[Problem details]:
Your response should be every line from the entries that includes the string "this".
Top of Data provided
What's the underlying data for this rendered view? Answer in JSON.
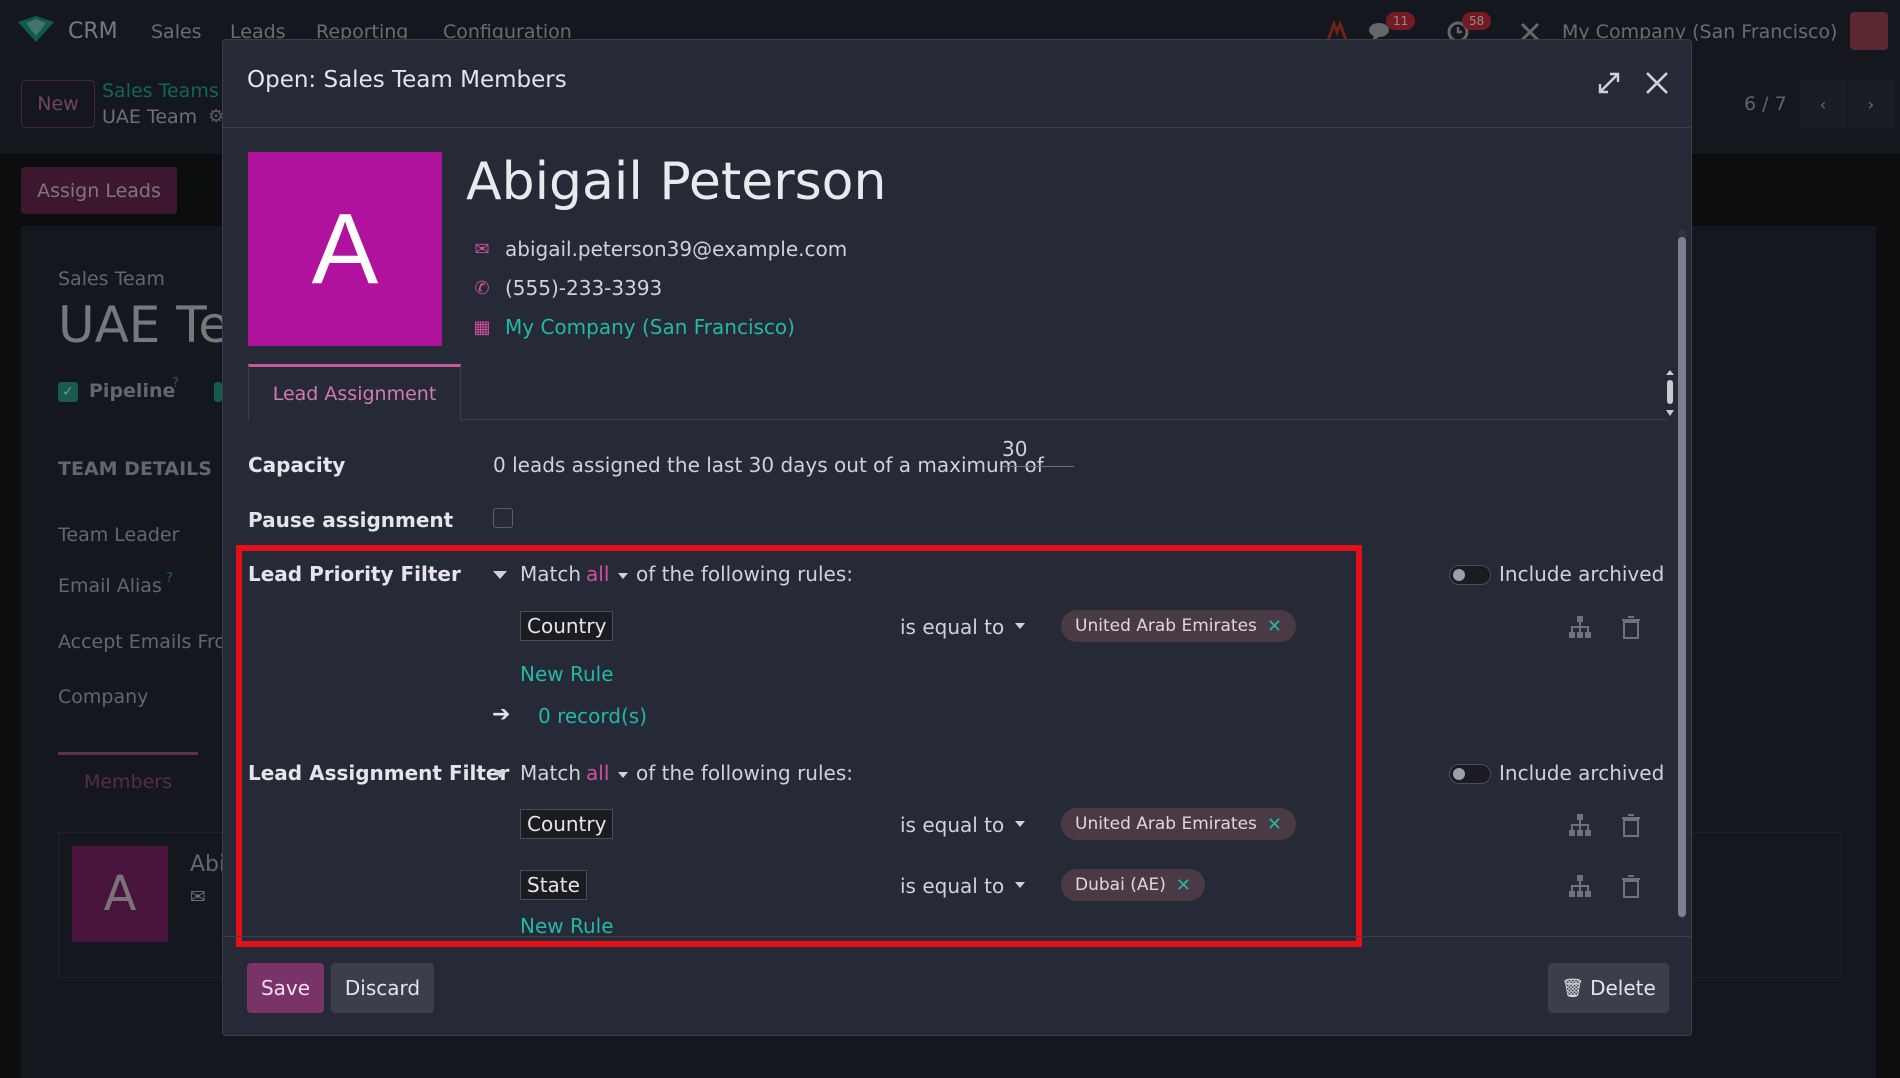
{
  "topbar": {
    "app_name": "CRM",
    "nav": [
      "Sales",
      "Leads",
      "Reporting",
      "Configuration"
    ],
    "messages_badge": "11",
    "activities_badge": "58",
    "company": "My Company (San Francisco)"
  },
  "control_panel": {
    "new_label": "New",
    "breadcrumb_parent": "Sales Teams",
    "breadcrumb_current": "UAE Team",
    "pager": "6 / 7"
  },
  "background_form": {
    "assign_leads_label": "Assign Leads",
    "sales_team_label": "Sales Team",
    "title": "UAE Te",
    "pipeline_label": "Pipeline",
    "help_mark": "?",
    "team_details_heading": "TEAM DETAILS",
    "fields": [
      "Team Leader",
      "Email Alias",
      "Accept Emails Fro",
      "Company"
    ],
    "members_tab": "Members",
    "member_avatar_letter": "A",
    "member_name": "Abi"
  },
  "modal": {
    "title": "Open: Sales Team Members",
    "profile": {
      "avatar_letter": "A",
      "name": "Abigail Peterson",
      "email": "abigail.peterson39@example.com",
      "phone": "(555)-233-3393",
      "company": "My Company (San Francisco)"
    },
    "tab_label": "Lead Assignment",
    "capacity": {
      "label": "Capacity",
      "text": "0 leads assigned the last 30 days out of a maximum of",
      "value": "30"
    },
    "pause": {
      "label": "Pause assignment",
      "checked": false
    },
    "priority_filter": {
      "label": "Lead Priority Filter",
      "match_prefix": "Match",
      "match_mode": "all",
      "match_suffix": "of the following rules:",
      "include_archived": "Include archived",
      "rules": [
        {
          "field": "Country",
          "operator": "is equal to",
          "value": "United Arab Emirates"
        }
      ],
      "new_rule": "New Rule",
      "records": "0 record(s)"
    },
    "assignment_filter": {
      "label": "Lead Assignment Filter",
      "match_prefix": "Match",
      "match_mode": "all",
      "match_suffix": "of the following rules:",
      "include_archived": "Include archived",
      "rules": [
        {
          "field": "Country",
          "operator": "is equal to",
          "value": "United Arab Emirates"
        },
        {
          "field": "State",
          "operator": "is equal to",
          "value": "Dubai (AE)"
        }
      ],
      "new_rule": "New Rule"
    },
    "footer": {
      "save": "Save",
      "discard": "Discard",
      "delete": "Delete"
    }
  },
  "colors": {
    "accent": "#d14fa0",
    "link": "#22b8a8",
    "highlight": "#e3101a",
    "avatar": "#b0129e"
  }
}
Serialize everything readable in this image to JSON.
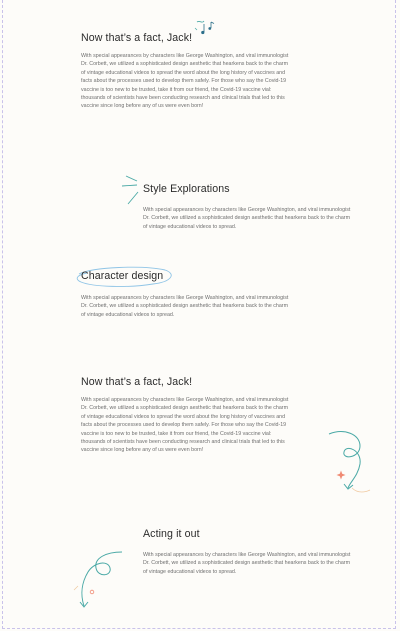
{
  "sections": [
    {
      "title": "Now that’s a fact, Jack!",
      "body": "With special appearances by characters like George Washington, and viral immunologist Dr. Corbett, we utilized a sophisticated design aesthetic that hearkens back to the charm of vintage educational videos to spread the word about the long history of vaccines and facts about the processes used to develop them safely.  For those who say the Covid-19 vaccine is too new to be trusted, take it from our friend, the Covid-19 vaccine vial: thousands of scientists have been conducting research and clinical trials that led to this vaccine since long before any of us were even born!"
    },
    {
      "title": "Style Explorations",
      "body": "With special appearances by characters like George Washington, and viral immunologist Dr. Corbett, we utilized a sophisticated design aesthetic that hearkens back to the charm of vintage educational videos to spread."
    },
    {
      "title": "Character design",
      "body": "With special appearances by characters like George Washington, and viral immunologist Dr. Corbett, we utilized a sophisticated design aesthetic that hearkens back to the charm of vintage educational videos to spread."
    },
    {
      "title": "Now that’s a fact, Jack!",
      "body": "With special appearances by characters like George Washington, and viral immunologist Dr. Corbett, we utilized a sophisticated design aesthetic that hearkens back to the charm of vintage educational videos to spread the word about the long history of vaccines and facts about the processes used to develop them safely.  For those who say the Covid-19 vaccine is too new to be trusted, take it from our friend, the Covid-19 vaccine vial: thousands of scientists have been conducting research and clinical trials that led to this vaccine since long before any of us were even born!"
    },
    {
      "title": "Acting it out",
      "body": "With special appearances by characters like George Washington, and viral immunologist Dr. Corbett, we utilized a sophisticated design aesthetic that hearkens back to the charm of vintage educational videos to spread."
    }
  ],
  "colors": {
    "frame": "#c9c2ea",
    "teal": "#4aa9a6",
    "sky": "#8fc4e6",
    "coral": "#f08a73",
    "heading": "#2b2b2b",
    "text": "#6f6f6f"
  },
  "icons": [
    "music-notes-icon",
    "sparkle-lines-icon",
    "circle-scribble-icon",
    "swirl-arrow-icon",
    "star-icon",
    "loop-arrow-icon"
  ]
}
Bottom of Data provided
[Result of the exercise]:
What's the underlying data for this rendered view? Answer in JSON.
Serialize everything readable in this image to JSON.
      "body": "With special appearances by characters like George Washington, and viral immunologist Dr. Corbett, we utilized a sophisticated design aesthetic that hearkens back to the charm of vintage educational videos to spread the word about the long history of vaccines and facts about the processes used to develop them safely.  For those who say the Covid-19 vaccine is too new to be trusted, take it from our friend, the Covid-19 vaccine vial: thousands of scientists have been conducting research and clinical trials that led to this vaccine since long before any of us were even born!"
      "body": "With special appearances by characters like George Washington, and viral immunologist Dr. Corbett, we utilized a sophisticated design aesthetic that hearkens back to the charm of vintage educational videos to spread the word about the long history of vaccines and facts about the processes used to develop them safely.  For those who say the Covid-19 vaccine is too new to be trusted, take it from our friend, the Covid-19 vaccine vial: thousands of scientists have been conducting research and clinical trials that led to this vaccine since long before any of us were even born!"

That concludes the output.